- _RECORDS SUPPLIED_
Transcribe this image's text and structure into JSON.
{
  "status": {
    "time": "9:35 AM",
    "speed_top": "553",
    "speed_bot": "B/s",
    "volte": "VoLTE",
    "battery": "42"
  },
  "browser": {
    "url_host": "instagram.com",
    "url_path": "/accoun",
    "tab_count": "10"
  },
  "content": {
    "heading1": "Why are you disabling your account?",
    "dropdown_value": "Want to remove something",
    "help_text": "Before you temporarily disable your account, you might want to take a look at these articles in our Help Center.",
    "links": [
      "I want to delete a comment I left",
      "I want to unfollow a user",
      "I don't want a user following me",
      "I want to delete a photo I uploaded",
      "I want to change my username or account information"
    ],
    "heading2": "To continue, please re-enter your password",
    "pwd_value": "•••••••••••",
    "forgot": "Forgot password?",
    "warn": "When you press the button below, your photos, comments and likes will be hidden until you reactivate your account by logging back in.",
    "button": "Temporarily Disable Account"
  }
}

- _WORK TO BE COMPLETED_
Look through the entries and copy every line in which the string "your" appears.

- _RESPONSE BOX_
    "heading1": "Why are you disabling your account?",
    "help_text": "Before you temporarily disable your account, you might want to take a look at these articles in our Help Center.",
    "heading2": "To continue, please re-enter your password",
    "warn": "When you press the button below, your photos, comments and likes will be hidden until you reactivate your account by logging back in.",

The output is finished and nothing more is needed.